**Exercise:** Track down each line below containing the string "Style" and copy it.

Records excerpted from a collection
################
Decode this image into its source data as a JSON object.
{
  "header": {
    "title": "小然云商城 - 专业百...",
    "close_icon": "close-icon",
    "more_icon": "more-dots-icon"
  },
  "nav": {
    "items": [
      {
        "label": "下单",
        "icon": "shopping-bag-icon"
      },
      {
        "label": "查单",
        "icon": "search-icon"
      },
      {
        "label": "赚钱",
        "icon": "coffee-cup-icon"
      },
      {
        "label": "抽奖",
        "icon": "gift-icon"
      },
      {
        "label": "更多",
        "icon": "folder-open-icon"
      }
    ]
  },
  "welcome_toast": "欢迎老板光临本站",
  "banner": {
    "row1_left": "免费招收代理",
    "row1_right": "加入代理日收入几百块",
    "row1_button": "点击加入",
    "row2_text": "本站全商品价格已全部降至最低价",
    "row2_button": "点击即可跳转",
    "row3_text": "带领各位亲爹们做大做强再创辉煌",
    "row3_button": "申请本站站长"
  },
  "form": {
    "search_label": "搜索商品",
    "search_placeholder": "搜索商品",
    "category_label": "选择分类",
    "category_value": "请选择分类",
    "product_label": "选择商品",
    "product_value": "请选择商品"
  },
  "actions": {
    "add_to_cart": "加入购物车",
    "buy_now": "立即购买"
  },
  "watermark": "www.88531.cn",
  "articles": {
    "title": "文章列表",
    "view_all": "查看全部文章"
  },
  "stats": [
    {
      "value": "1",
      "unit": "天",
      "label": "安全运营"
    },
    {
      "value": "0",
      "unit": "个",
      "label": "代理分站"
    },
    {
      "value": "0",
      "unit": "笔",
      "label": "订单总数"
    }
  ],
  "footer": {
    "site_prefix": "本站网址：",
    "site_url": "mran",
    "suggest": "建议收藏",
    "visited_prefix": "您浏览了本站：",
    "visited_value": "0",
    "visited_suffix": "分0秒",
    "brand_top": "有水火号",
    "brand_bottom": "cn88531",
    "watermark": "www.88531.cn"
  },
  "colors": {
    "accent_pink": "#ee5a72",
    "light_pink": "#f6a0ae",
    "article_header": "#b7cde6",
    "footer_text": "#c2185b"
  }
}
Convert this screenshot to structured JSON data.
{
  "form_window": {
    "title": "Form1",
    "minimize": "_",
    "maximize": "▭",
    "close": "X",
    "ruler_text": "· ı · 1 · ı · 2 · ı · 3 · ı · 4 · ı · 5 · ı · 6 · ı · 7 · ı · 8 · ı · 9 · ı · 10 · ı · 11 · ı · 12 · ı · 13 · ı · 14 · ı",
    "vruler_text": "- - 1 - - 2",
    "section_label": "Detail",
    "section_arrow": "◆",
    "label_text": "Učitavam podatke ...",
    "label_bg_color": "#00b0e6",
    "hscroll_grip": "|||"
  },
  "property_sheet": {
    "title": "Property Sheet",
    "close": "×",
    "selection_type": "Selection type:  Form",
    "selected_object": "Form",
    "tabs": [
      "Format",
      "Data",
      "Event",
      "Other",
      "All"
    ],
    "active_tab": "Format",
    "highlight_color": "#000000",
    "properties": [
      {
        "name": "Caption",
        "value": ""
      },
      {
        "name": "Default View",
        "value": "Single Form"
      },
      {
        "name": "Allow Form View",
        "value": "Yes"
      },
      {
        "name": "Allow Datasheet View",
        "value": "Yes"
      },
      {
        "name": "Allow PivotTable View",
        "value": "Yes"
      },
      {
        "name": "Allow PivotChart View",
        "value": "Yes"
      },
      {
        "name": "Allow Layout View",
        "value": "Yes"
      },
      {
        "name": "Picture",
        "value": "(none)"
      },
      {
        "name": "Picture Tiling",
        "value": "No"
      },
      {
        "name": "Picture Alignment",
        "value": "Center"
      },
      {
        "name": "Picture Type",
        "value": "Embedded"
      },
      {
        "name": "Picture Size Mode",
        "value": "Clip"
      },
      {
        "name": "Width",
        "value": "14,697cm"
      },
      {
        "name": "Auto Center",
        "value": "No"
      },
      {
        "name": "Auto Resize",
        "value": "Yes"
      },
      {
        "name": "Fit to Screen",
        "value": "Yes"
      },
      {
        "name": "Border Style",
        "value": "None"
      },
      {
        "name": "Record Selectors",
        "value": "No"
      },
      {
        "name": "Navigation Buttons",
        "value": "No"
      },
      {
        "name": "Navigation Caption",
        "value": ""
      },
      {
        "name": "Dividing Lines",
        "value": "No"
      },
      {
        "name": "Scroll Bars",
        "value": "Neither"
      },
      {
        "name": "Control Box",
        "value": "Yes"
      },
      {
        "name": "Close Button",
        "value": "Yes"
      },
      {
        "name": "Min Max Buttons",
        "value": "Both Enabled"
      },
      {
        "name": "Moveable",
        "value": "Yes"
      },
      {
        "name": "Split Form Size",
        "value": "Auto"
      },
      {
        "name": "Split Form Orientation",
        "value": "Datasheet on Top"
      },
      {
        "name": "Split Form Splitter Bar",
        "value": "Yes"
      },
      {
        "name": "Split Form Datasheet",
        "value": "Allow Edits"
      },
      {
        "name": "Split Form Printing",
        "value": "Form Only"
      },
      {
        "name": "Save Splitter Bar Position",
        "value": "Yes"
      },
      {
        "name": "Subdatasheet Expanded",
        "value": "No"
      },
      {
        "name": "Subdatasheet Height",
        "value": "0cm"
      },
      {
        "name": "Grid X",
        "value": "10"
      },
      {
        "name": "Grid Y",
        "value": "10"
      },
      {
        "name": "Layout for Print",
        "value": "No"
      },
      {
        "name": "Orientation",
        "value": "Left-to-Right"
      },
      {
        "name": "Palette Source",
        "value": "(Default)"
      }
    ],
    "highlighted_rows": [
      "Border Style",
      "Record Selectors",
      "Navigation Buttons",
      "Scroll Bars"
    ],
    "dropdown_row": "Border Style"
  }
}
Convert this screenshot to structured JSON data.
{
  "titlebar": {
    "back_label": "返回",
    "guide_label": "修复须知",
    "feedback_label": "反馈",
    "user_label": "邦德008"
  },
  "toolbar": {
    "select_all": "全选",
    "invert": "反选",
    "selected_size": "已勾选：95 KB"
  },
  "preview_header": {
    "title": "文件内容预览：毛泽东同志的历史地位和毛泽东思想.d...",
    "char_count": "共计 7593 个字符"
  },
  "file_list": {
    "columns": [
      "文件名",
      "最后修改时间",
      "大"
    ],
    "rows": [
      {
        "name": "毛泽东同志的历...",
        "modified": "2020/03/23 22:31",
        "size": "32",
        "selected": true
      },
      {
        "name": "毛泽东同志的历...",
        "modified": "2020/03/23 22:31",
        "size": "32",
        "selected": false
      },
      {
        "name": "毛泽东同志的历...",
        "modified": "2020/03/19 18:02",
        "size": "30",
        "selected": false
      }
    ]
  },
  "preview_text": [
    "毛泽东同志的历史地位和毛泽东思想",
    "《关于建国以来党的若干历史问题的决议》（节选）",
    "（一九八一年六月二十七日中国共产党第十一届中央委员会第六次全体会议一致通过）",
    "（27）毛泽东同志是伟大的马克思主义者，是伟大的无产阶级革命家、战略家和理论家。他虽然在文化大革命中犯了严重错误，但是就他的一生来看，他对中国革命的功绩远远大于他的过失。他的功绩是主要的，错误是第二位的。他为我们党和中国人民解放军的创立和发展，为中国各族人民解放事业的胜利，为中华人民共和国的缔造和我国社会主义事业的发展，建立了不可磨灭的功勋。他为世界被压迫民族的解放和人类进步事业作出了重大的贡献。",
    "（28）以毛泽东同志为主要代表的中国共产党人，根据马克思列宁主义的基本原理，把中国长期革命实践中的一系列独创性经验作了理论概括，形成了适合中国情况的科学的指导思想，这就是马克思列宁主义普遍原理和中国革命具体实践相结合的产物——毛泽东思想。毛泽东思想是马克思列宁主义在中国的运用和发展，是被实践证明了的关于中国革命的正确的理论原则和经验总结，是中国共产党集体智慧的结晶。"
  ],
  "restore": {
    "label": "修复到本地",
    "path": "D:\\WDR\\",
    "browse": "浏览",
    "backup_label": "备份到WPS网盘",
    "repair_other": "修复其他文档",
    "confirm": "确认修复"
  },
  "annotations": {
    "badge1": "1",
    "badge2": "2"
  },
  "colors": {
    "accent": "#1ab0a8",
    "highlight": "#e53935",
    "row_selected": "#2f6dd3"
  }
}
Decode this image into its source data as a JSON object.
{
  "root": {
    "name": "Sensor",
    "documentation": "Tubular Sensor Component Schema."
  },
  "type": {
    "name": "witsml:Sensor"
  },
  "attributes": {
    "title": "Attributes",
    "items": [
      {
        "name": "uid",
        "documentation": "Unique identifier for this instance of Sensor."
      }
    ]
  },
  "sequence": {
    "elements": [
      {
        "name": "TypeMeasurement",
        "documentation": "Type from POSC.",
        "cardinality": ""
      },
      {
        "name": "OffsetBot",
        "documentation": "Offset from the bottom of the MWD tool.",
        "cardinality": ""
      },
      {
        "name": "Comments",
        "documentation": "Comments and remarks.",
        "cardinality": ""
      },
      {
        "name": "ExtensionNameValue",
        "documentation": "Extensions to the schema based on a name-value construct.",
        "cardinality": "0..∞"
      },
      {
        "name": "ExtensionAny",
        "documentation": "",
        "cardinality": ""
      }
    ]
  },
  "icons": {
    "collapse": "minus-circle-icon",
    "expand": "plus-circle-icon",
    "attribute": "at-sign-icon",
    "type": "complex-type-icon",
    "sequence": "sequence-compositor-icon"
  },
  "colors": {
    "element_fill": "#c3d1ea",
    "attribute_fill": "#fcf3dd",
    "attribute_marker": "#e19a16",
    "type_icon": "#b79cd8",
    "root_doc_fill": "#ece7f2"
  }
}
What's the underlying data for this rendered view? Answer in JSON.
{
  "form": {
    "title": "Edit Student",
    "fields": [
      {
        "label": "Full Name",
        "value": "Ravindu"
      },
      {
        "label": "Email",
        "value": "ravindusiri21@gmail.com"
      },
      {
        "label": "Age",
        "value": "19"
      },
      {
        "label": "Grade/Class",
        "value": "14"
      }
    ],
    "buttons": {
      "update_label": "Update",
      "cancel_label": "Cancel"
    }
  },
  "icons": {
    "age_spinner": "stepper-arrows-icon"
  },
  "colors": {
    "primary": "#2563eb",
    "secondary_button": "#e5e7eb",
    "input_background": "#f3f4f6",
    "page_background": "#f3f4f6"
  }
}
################
**Solution for this problem:**
        "name": "Border Style",
      "Border Style",
    "dropdown_row": "Border Style"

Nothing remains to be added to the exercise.